“We’re going to have an environment that off and on will be politically charged,” said Nancy LeaMond, executive vice president for social impact at the AARP. “Our hope is that the environment will be more conducive to talking about the facts, though we know there are going to be attempts to scare our members.”
Democrat Debbi Wasserman Schultz is welcoming the move saying that her senior constituents “....have been sold a bill of goods by opponents of this legislation," which is pretty strong words for a woman who lied to her constituents, denying the bill had an individual mandate forcing Americans to purchase insurance, at a town hall earlier this week.
“I want seniors to know, despite some of the stuff that’s been said out there, these reforms don’t cut into your guaranteed benefits,” Obama said last week. “What they do is eliminate co-payments and deductibles for preventive care, like checkups and mammograms. You will be getting those for free now.”
Perhaps the biggest selling point for Medicare beneficiaries is the gradual phasing-out of the so-called doughnut hole coverage gap that is currently part of the Medicare Part D drug benefit; this year, beneficiaries who fall into the gap will receive a $250 rebate.
“We think that closing the doughnut hole over time is going to be exceedingly important,” the AARP's LeaMond said. What she didn't say is that the $250 will help them pay for the higher out of pocket costs resulting from much needed health care procedures going out the window with the cuts in medicare.
“This is the part where we have to be able to explain to our members the specifics as it applies to them,” LeaMond said. “We’re going to have to move very quickly from a lot of general or even hypothetical questions to very specific case questions.”
The technical term for that is "telling tall tales."
“AARP will use all of our communication channels — from our publications and website to in-person events — to make sure that our members and all older Americans have reliable information about what they can expect — and how they can benefit — from healthcare reform," AARP Senior Vice President Drew Nannis said in a statement Wednesday.
Why would AARP continue to sell this bill to it's membership, especially since its provisions are so bad for its membership?
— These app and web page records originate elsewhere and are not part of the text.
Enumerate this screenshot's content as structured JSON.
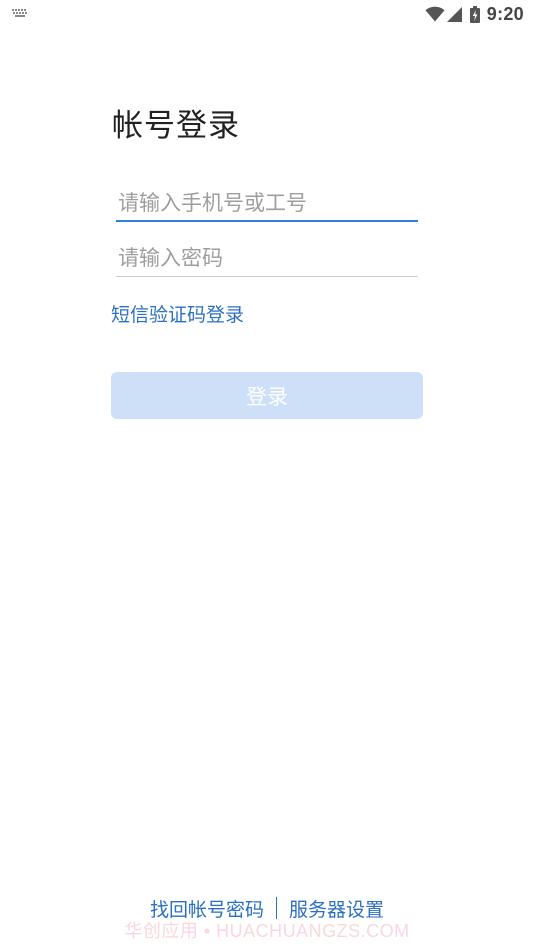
{
  "status_bar": {
    "time": "9:20",
    "icons": [
      "keyboard-icon",
      "wifi-icon",
      "signal-icon",
      "battery-charging-icon"
    ]
  },
  "login": {
    "title": "帐号登录",
    "account_placeholder": "请输入手机号或工号",
    "account_value": "",
    "password_placeholder": "请输入密码",
    "password_value": "",
    "sms_login_link": "短信验证码登录",
    "login_button": "登录"
  },
  "footer": {
    "forgot_password": "找回帐号密码",
    "server_settings": "服务器设置"
  },
  "watermark": "华创应用 • HUACHUANGZS.COM",
  "colors": {
    "accent": "#2f7fd8",
    "link": "#2b6fc2",
    "button_disabled_bg": "#cde0f7",
    "divider": "#cccccc"
  }
}
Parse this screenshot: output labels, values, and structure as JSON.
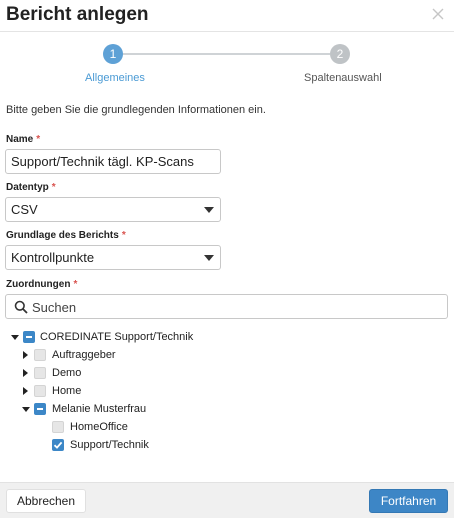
{
  "dialog": {
    "title": "Bericht anlegen",
    "close_icon": "close-icon"
  },
  "stepper": {
    "steps": [
      {
        "number": "1",
        "label": "Allgemeines",
        "active": true
      },
      {
        "number": "2",
        "label": "Spaltenauswahl",
        "active": false
      }
    ],
    "colors": {
      "active": "#5ea1d6",
      "inactive": "#bfc3c6"
    }
  },
  "intro": "Bitte geben Sie die grundlegenden Informationen ein.",
  "form": {
    "name": {
      "label": "Name",
      "required_mark": "*",
      "value": "Support/Technik tägl. KP-Scans"
    },
    "datentyp": {
      "label": "Datentyp",
      "required_mark": "*",
      "value": "CSV"
    },
    "grundlage": {
      "label": "Grundlage des Berichts",
      "required_mark": "*",
      "value": "Kontrollpunkte"
    },
    "zuordnungen": {
      "label": "Zuordnungen",
      "required_mark": "*",
      "search_placeholder": "Suchen"
    }
  },
  "tree": [
    {
      "label": "COREDINATE Support/Technik",
      "expanded": true,
      "state": "partial"
    },
    {
      "label": "Auftraggeber",
      "expanded": false,
      "state": "unchecked"
    },
    {
      "label": "Demo",
      "expanded": false,
      "state": "unchecked"
    },
    {
      "label": "Home",
      "expanded": false,
      "state": "unchecked"
    },
    {
      "label": "Melanie Musterfrau",
      "expanded": true,
      "state": "partial"
    },
    {
      "label": "HomeOffice",
      "state": "unchecked"
    },
    {
      "label": "Support/Technik",
      "state": "checked"
    }
  ],
  "footer": {
    "cancel_label": "Abbrechen",
    "next_label": "Fortfahren"
  },
  "colors": {
    "primary": "#3d86c6",
    "required": "#d9534f",
    "step_active_text": "#4a9ad4"
  }
}
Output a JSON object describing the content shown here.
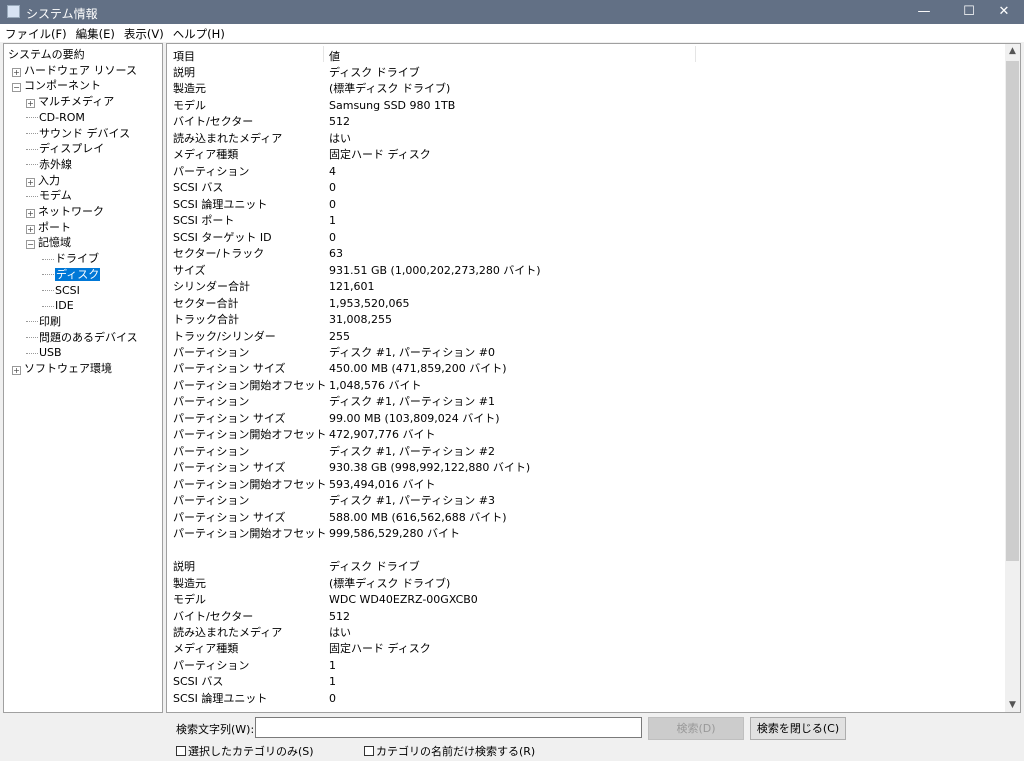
{
  "window": {
    "title": "システム情報",
    "minimize": "—",
    "maximize": "☐",
    "close": "✕"
  },
  "menu": [
    "ファイル(F)",
    "編集(E)",
    "表示(V)",
    "ヘルプ(H)"
  ],
  "tree": [
    {
      "label": "システムの要約",
      "level": 0,
      "expander": ""
    },
    {
      "label": "ハードウェア リソース",
      "level": 1,
      "expander": "+"
    },
    {
      "label": "コンポーネント",
      "level": 1,
      "expander": "-"
    },
    {
      "label": "マルチメディア",
      "level": 2,
      "expander": "+"
    },
    {
      "label": "CD-ROM",
      "level": 2,
      "expander": ""
    },
    {
      "label": "サウンド デバイス",
      "level": 2,
      "expander": ""
    },
    {
      "label": "ディスプレイ",
      "level": 2,
      "expander": ""
    },
    {
      "label": "赤外線",
      "level": 2,
      "expander": ""
    },
    {
      "label": "入力",
      "level": 2,
      "expander": "+"
    },
    {
      "label": "モデム",
      "level": 2,
      "expander": ""
    },
    {
      "label": "ネットワーク",
      "level": 2,
      "expander": "+"
    },
    {
      "label": "ポート",
      "level": 2,
      "expander": "+"
    },
    {
      "label": "記憶域",
      "level": 2,
      "expander": "-"
    },
    {
      "label": "ドライブ",
      "level": 3,
      "expander": ""
    },
    {
      "label": "ディスク",
      "level": 3,
      "expander": "",
      "selected": true
    },
    {
      "label": "SCSI",
      "level": 3,
      "expander": ""
    },
    {
      "label": "IDE",
      "level": 3,
      "expander": ""
    },
    {
      "label": "印刷",
      "level": 2,
      "expander": ""
    },
    {
      "label": "問題のあるデバイス",
      "level": 2,
      "expander": ""
    },
    {
      "label": "USB",
      "level": 2,
      "expander": ""
    },
    {
      "label": "ソフトウェア環境",
      "level": 1,
      "expander": "+"
    }
  ],
  "list": {
    "headers": [
      "項目",
      "値"
    ],
    "rows": [
      [
        "説明",
        "ディスク ドライブ"
      ],
      [
        "製造元",
        "(標準ディスク ドライブ)"
      ],
      [
        "モデル",
        "Samsung SSD 980 1TB"
      ],
      [
        "バイト/セクター",
        "512"
      ],
      [
        "読み込まれたメディア",
        "はい"
      ],
      [
        "メディア種類",
        "固定ハード ディスク"
      ],
      [
        "パーティション",
        "4"
      ],
      [
        "SCSI バス",
        "0"
      ],
      [
        "SCSI 論理ユニット",
        "0"
      ],
      [
        "SCSI ポート",
        "1"
      ],
      [
        "SCSI ターゲット ID",
        "0"
      ],
      [
        "セクター/トラック",
        "63"
      ],
      [
        "サイズ",
        "931.51 GB (1,000,202,273,280 バイト)"
      ],
      [
        "シリンダー合計",
        "121,601"
      ],
      [
        "セクター合計",
        "1,953,520,065"
      ],
      [
        "トラック合計",
        "31,008,255"
      ],
      [
        "トラック/シリンダー",
        "255"
      ],
      [
        "パーティション",
        "ディスク #1, パーティション #0"
      ],
      [
        "パーティション サイズ",
        "450.00 MB (471,859,200 バイト)"
      ],
      [
        "パーティション開始オフセット",
        "1,048,576 バイト"
      ],
      [
        "パーティション",
        "ディスク #1, パーティション #1"
      ],
      [
        "パーティション サイズ",
        "99.00 MB (103,809,024 バイト)"
      ],
      [
        "パーティション開始オフセット",
        "472,907,776 バイト"
      ],
      [
        "パーティション",
        "ディスク #1, パーティション #2"
      ],
      [
        "パーティション サイズ",
        "930.38 GB (998,992,122,880 バイト)"
      ],
      [
        "パーティション開始オフセット",
        "593,494,016 バイト"
      ],
      [
        "パーティション",
        "ディスク #1, パーティション #3"
      ],
      [
        "パーティション サイズ",
        "588.00 MB (616,562,688 バイト)"
      ],
      [
        "パーティション開始オフセット",
        "999,586,529,280 バイト"
      ],
      [
        "",
        ""
      ],
      [
        "説明",
        "ディスク ドライブ"
      ],
      [
        "製造元",
        "(標準ディスク ドライブ)"
      ],
      [
        "モデル",
        "WDC WD40EZRZ-00GXCB0"
      ],
      [
        "バイト/セクター",
        "512"
      ],
      [
        "読み込まれたメディア",
        "はい"
      ],
      [
        "メディア種類",
        "固定ハード ディスク"
      ],
      [
        "パーティション",
        "1"
      ],
      [
        "SCSI バス",
        "1"
      ],
      [
        "SCSI 論理ユニット",
        "0"
      ]
    ]
  },
  "search": {
    "label": "検索文字列(W):",
    "value": "",
    "find_button": "検索(D)",
    "close_button": "検索を閉じる(C)",
    "selected_only": "選択したカテゴリのみ(S)",
    "names_only": "カテゴリの名前だけ検索する(R)"
  },
  "colors": {
    "titlebar": "#627085",
    "selection": "#0078d7"
  }
}
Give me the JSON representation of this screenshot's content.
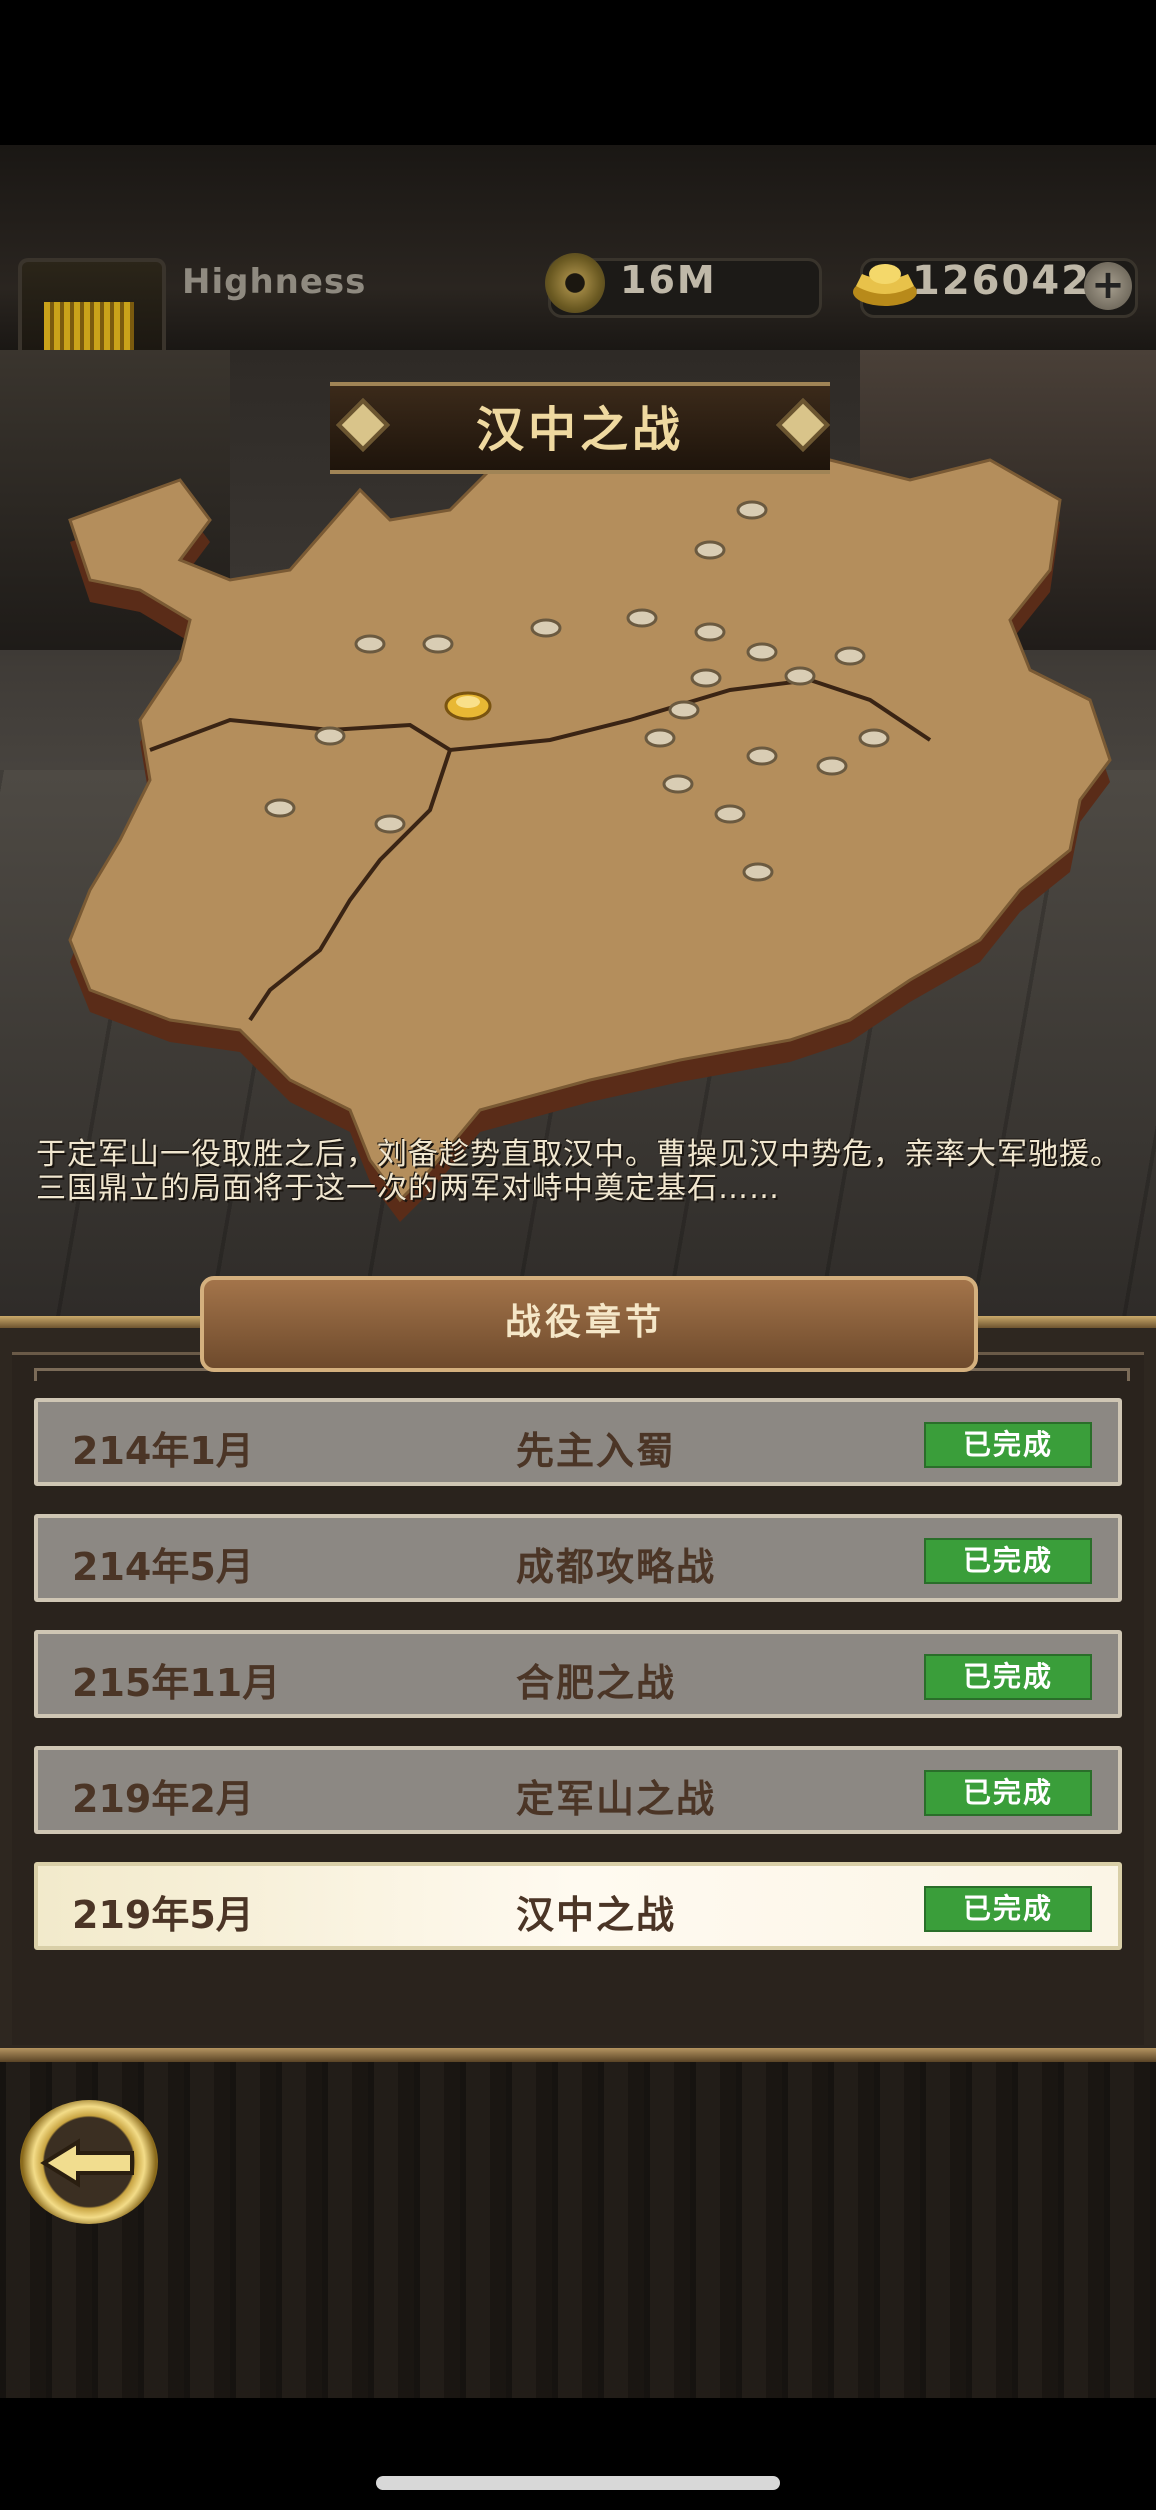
{
  "header": {
    "player_name": "Highness",
    "coins": "16M",
    "ingots": "126042",
    "add_button_label": "+"
  },
  "battle": {
    "title": "汉中之战",
    "description": "于定军山一役取胜之后，刘备趁势直取汉中。曹操见汉中势危，亲率大军驰援。三国鼎立的局面将于这一次的两军对峙中奠定基石……"
  },
  "chapters": {
    "header": "战役章节",
    "items": [
      {
        "date": "214年1月",
        "name": "先主入蜀",
        "status": "已完成",
        "active": false
      },
      {
        "date": "214年5月",
        "name": "成都攻略战",
        "status": "已完成",
        "active": false
      },
      {
        "date": "215年11月",
        "name": "合肥之战",
        "status": "已完成",
        "active": false
      },
      {
        "date": "219年2月",
        "name": "定军山之战",
        "status": "已完成",
        "active": false
      },
      {
        "date": "219年5月",
        "name": "汉中之战",
        "status": "已完成",
        "active": true
      }
    ]
  },
  "icons": {
    "coin": "coin-icon",
    "ingot": "gold-ingot-icon",
    "back": "back-arrow-icon",
    "city": "city-marker-icon",
    "current_city": "current-city-marker-icon"
  },
  "colors": {
    "status_complete": "#3a9e3a",
    "map_land": "#b48e5c",
    "panel_bg": "#2e2720"
  }
}
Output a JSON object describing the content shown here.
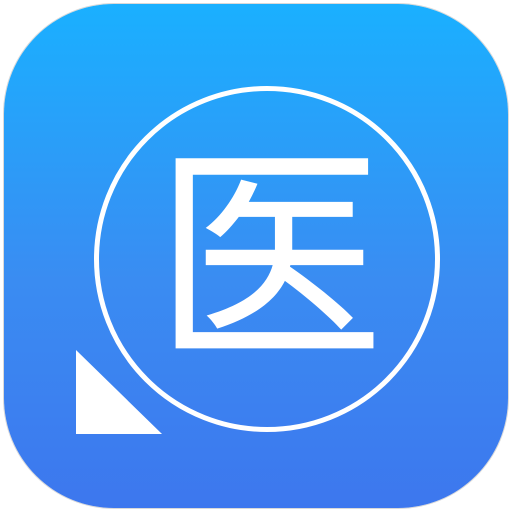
{
  "app_icon": {
    "glyph": "医",
    "icon_name": "medical-search-icon",
    "colors": {
      "gradient_top": "#1ab0ff",
      "gradient_bottom": "#3d77ee",
      "foreground": "#ffffff"
    }
  }
}
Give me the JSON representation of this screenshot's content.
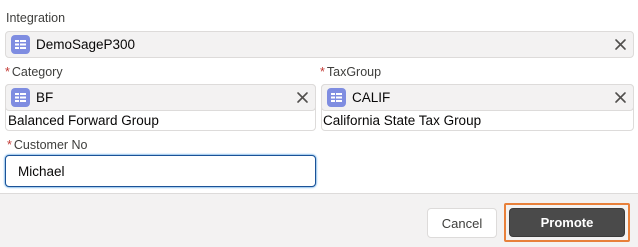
{
  "integration": {
    "label": "Integration",
    "value": "DemoSageP300"
  },
  "category": {
    "required_marker": "*",
    "label": "Category",
    "value": "BF",
    "description": "Balanced Forward Group"
  },
  "tax_group": {
    "required_marker": "*",
    "label": "TaxGroup",
    "value": "CALIF",
    "description": "California State Tax Group"
  },
  "customer_no": {
    "required_marker": "*",
    "label": "Customer No",
    "value": "Michael"
  },
  "footer": {
    "cancel_label": "Cancel",
    "promote_label": "Promote"
  },
  "colors": {
    "record_icon": "#7f8de1",
    "required": "#c23934",
    "focus_border": "#1b5297",
    "promote_bg": "#4a4a4a",
    "promote_highlight": "#e8803a"
  },
  "icons": {
    "record": "record-icon",
    "remove": "close-icon"
  }
}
As Bloomberg reported this past December, money. AARP makes most of its revenue from selling insurance through licensees, and Obamacare will be an income boom for the specialized kinds of insurance sold at higher than marketplace rates in the name of AARP.
“At the end of the day, it’s all about fattening the coffers of the organization,” says Thomas Orecchio, who was chairman of the Arlington Heights, Illinois-based National Association of Personal Financial Advisors until September. AARP, he says, is sponsoring insurance for its members at inflated prices.“It’s the dirty little secret,” he says.
Republican lawmakers point to AARP's thriving business in Medigap policies, which provide supplemental coverage for standard Medicare plans available to the elderly. The bills provisions slashing reimbursements to Medicare Advantage, are widely expected to drive up demand for private Medigap policies like the ones licensed by AARP, according to health-care experts, legislative aides and documents.
..."We are witnessing a disturbing trend of handouts to special interests like AARP," said House Republican spokesman Matt Lloyd to the Washington Post in October, "In return, AARP is lobbying for a government-run health-care bill that will pad their own executives' pockets at the expense of its own members and other vulnerable seniors."
I would never argue with an organization's right to make money, that would make me a Democrat. But it seems to me that if the AARP lobbies its membership to be supportive of the Obamacare bill, they should be honest with its members and the American Public. In this case it seems as if AARP is putting profit before the heath and well being of its membership and should be punished by its members for this dishonesty.
If you want to read more from Jeff Dunetz go to his Blog The Lid